# [Directions]
Every single entry below should be reproduced verbatim.

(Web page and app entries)

══════════

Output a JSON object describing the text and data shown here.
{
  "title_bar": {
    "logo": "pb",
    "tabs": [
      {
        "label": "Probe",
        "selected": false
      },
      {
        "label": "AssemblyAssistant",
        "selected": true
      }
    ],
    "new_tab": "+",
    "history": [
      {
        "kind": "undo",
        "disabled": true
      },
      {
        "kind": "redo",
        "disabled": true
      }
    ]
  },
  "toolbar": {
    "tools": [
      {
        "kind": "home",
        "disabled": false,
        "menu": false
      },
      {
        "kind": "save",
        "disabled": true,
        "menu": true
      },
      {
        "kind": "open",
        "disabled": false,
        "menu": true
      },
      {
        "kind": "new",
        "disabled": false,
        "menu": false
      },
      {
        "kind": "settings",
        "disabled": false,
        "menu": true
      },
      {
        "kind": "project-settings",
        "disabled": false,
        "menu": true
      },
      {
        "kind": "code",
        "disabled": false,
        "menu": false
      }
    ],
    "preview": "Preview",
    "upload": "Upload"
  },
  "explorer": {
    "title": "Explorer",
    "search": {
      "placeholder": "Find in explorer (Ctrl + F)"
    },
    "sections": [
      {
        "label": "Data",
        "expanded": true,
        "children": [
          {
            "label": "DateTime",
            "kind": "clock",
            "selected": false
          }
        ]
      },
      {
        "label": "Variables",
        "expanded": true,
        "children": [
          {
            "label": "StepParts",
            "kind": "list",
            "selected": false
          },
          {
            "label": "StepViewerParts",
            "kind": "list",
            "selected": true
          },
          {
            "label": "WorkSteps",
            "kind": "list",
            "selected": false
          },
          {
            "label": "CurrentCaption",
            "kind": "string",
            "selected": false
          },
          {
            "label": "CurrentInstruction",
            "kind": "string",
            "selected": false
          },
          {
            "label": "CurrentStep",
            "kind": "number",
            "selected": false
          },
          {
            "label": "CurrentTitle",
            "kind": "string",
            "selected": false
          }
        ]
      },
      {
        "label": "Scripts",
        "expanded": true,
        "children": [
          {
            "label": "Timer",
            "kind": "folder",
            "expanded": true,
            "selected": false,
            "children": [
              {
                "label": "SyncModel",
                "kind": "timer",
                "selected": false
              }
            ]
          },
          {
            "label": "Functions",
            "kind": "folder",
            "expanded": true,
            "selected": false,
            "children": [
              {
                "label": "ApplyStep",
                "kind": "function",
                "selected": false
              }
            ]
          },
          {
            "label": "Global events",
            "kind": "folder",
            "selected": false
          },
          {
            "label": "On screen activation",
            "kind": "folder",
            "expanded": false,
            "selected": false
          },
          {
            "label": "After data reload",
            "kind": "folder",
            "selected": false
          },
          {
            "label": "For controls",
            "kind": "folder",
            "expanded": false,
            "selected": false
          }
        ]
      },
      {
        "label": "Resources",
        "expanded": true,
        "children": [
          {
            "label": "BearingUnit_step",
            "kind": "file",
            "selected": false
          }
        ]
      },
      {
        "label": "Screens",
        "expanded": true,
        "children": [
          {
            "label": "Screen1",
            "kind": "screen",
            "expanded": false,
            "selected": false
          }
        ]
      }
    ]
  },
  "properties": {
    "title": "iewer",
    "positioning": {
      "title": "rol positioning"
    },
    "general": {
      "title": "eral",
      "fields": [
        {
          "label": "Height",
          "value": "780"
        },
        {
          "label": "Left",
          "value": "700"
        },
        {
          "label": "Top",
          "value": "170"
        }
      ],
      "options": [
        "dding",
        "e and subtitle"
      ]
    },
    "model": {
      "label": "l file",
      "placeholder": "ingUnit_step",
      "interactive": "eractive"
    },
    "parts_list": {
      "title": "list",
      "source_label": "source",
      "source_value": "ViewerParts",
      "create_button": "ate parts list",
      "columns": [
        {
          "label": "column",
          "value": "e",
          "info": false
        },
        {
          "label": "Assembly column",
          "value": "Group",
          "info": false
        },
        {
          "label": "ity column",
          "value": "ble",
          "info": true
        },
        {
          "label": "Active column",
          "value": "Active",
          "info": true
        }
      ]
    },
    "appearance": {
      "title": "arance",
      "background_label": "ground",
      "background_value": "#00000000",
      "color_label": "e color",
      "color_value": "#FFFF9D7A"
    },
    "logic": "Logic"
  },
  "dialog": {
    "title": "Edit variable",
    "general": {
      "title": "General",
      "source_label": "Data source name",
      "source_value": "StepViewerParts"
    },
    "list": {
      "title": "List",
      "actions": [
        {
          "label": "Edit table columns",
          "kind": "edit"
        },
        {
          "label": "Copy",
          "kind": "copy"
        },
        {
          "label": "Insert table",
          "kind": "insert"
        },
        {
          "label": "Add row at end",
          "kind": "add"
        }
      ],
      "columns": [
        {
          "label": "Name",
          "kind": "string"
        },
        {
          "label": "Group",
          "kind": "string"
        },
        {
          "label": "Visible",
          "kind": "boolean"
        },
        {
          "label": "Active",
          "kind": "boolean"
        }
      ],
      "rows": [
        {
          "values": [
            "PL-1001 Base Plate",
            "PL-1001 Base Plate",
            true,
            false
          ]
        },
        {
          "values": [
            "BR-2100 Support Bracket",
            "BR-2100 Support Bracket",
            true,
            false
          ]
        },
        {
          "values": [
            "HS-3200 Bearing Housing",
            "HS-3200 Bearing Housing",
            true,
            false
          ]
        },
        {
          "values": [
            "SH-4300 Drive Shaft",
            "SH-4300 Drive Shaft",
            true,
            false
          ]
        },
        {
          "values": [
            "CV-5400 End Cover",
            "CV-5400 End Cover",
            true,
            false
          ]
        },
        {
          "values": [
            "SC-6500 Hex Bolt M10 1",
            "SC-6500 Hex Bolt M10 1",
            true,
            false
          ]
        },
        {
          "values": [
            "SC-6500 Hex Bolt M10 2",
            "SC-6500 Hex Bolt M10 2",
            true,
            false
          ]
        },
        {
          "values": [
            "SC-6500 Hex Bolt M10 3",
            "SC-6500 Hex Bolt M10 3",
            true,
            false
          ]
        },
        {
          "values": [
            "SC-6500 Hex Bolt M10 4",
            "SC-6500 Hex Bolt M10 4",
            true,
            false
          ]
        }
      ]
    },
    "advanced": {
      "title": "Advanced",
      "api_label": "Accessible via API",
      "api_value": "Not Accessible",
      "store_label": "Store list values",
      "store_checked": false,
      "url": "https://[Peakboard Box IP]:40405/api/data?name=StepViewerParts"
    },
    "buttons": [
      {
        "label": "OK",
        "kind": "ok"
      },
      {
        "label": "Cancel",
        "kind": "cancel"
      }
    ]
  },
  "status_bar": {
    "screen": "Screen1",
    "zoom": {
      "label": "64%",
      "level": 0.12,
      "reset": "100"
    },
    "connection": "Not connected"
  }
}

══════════

# [Completed task]
Output a JSON object describing the text and data shown here.
{
  "title_bar": {
    "logo": "pb",
    "tabs": [
      {
        "label": "Probe",
        "selected": false
      },
      {
        "label": "AssemblyAssistant",
        "selected": true
      }
    ],
    "new_tab": "+",
    "history": [
      {
        "kind": "undo",
        "disabled": true
      },
      {
        "kind": "redo",
        "disabled": true
      }
    ]
  },
  "toolbar": {
    "tools": [
      {
        "kind": "home",
        "disabled": false,
        "menu": false
      },
      {
        "kind": "save",
        "disabled": true,
        "menu": true
      },
      {
        "kind": "open",
        "disabled": false,
        "menu": true
      },
      {
        "kind": "new",
        "disabled": false,
        "menu": false
      },
      {
        "kind": "settings",
        "disabled": false,
        "menu": true
      },
      {
        "kind": "project-settings",
        "disabled": false,
        "menu": true
      },
      {
        "kind": "code",
        "disabled": false,
        "menu": false
      }
    ],
    "preview": "Preview",
    "upload": "Upload"
  },
  "explorer": {
    "title": "Explorer",
    "search": {
      "placeholder": "Find in explorer (Ctrl + F)"
    },
    "sections": [
      {
        "label": "Data",
        "expanded": true,
        "children": [
          {
            "label": "DateTime",
            "kind": "clock",
            "selected": false
          }
        ]
      },
      {
        "label": "Variables",
        "expanded": true,
        "children": [
          {
            "label": "StepParts",
            "kind": "list",
            "selected": false
          },
          {
            "label": "StepViewerParts",
            "kind": "list",
            "selected": true
          },
          {
            "label": "WorkSteps",
            "kind": "list",
            "selected": false
          },
          {
            "label": "CurrentCaption",
            "kind": "string",
            "selected": false
          },
          {
            "label": "CurrentInstruction",
            "kind": "string",
            "selected": false
          },
          {
            "label": "CurrentStep",
            "kind": "number",
            "selected": false
          },
          {
            "label": "CurrentTitle",
            "kind": "string",
            "selected": false
          }
        ]
      },
      {
        "label": "Scripts",
        "expanded": true,
        "children": [
          {
            "label": "Timer",
            "kind": "folder",
            "expanded": true,
            "selected": false,
            "children": [
              {
                "label": "SyncModel",
                "kind": "timer",
                "selected": false
              }
            ]
          },
          {
            "label": "Functions",
            "kind": "folder",
            "expanded": true,
            "selected": false,
            "children": [
              {
                "label": "ApplyStep",
                "kind": "function",
                "selected": false
              }
            ]
          },
          {
            "label": "Global events",
            "kind": "folder",
            "selected": false
          },
          {
            "label": "On screen activation",
            "kind": "folder",
            "expanded": false,
            "selected": false
          },
          {
            "label": "After data reload",
            "kind": "folder",
            "selected": false
          },
          {
            "label": "For controls",
            "kind": "folder",
            "expanded": false,
            "selected": false
          }
        ]
      },
      {
        "label": "Resources",
        "expanded": true,
        "children": [
          {
            "label": "BearingUnit_step",
            "kind": "file",
            "selected": false
          }
        ]
      },
      {
        "label": "Screens",
        "expanded": true,
        "children": [
          {
            "label": "Screen1",
            "kind": "screen",
            "expanded": false,
            "selected": false
          }
        ]
      }
    ]
  },
  "properties": {
    "title": "iewer",
    "positioning": {
      "title": "rol positioning"
    },
    "general": {
      "title": "eral",
      "fields": [
        {
          "label": "Height",
          "value": "780"
        },
        {
          "label": "Left",
          "value": "700"
        },
        {
          "label": "Top",
          "value": "170"
        }
      ],
      "options": [
        "dding",
        "e and subtitle"
      ]
    },
    "model": {
      "label": "l file",
      "placeholder": "ingUnit_step",
      "interactive": "eractive"
    },
    "parts_list": {
      "title": "list",
      "source_label": "source",
      "source_value": "ViewerParts",
      "create_button": "ate parts list",
      "columns": [
        {
          "label": "column",
          "value": "e",
          "info": false
        },
        {
          "label": "Assembly column",
          "value": "Group",
          "info": false
        },
        {
          "label": "ity column",
          "value": "ble",
          "info": true
        },
        {
          "label": "Active column",
          "value": "Active",
          "info": true
        }
      ]
    },
    "appearance": {
      "title": "arance",
      "background_label": "ground",
      "background_value": "#00000000",
      "color_label": "e color",
      "color_value": "#FFFF9D7A"
    },
    "logic": "Logic"
  },
  "dialog": {
    "title": "Edit variable",
    "general": {
      "title": "General",
      "source_label": "Data source name",
      "source_value": "StepViewerParts"
    },
    "list": {
      "title": "List",
      "actions": [
        {
          "label": "Edit table columns",
          "kind": "edit"
        },
        {
          "label": "Copy",
          "kind": "copy"
        },
        {
          "label": "Insert table",
          "kind": "insert"
        },
        {
          "label": "Add row at end",
          "kind": "add"
        }
      ],
      "columns": [
        {
          "label": "Name",
          "kind": "string"
        },
        {
          "label": "Group",
          "kind": "string"
        },
        {
          "label": "Visible",
          "kind": "boolean"
        },
        {
          "label": "Active",
          "kind": "boolean"
        }
      ],
      "rows": [
        {
          "values": [
            "PL-1001 Base Plate",
            "PL-1001 Base Plate",
            true,
            false
          ]
        },
        {
          "values": [
            "BR-2100 Support Bracket",
            "BR-2100 Support Bracket",
            true,
            false
          ]
        },
        {
          "values": [
            "HS-3200 Bearing Housing",
            "HS-3200 Bearing Housing",
            true,
            false
          ]
        },
        {
          "values": [
            "SH-4300 Drive Shaft",
            "SH-4300 Drive Shaft",
            true,
            false
          ]
        },
        {
          "values": [
            "CV-5400 End Cover",
            "CV-5400 End Cover",
            true,
            false
          ]
        },
        {
          "values": [
            "SC-6500 Hex Bolt M10 1",
            "SC-6500 Hex Bolt M10 1",
            true,
            false
          ]
        },
        {
          "values": [
            "SC-6500 Hex Bolt M10 2",
            "SC-6500 Hex Bolt M10 2",
            true,
            false
          ]
        },
        {
          "values": [
            "SC-6500 Hex Bolt M10 3",
            "SC-6500 Hex Bolt M10 3",
            true,
            false
          ]
        },
        {
          "values": [
            "SC-6500 Hex Bolt M10 4",
            "SC-6500 Hex Bolt M10 4",
            true,
            false
          ]
        }
      ]
    },
    "advanced": {
      "title": "Advanced",
      "api_label": "Accessible via API",
      "api_value": "Not Accessible",
      "store_label": "Store list values",
      "store_checked": false,
      "url": "https://[Peakboard Box IP]:40405/api/data?name=StepViewerParts"
    },
    "buttons": [
      {
        "label": "OK",
        "kind": "ok"
      },
      {
        "label": "Cancel",
        "kind": "cancel"
      }
    ]
  },
  "status_bar": {
    "screen": "Screen1",
    "zoom": {
      "label": "64%",
      "level": 0.12,
      "reset": "100"
    },
    "connection": "Not connected"
  }
}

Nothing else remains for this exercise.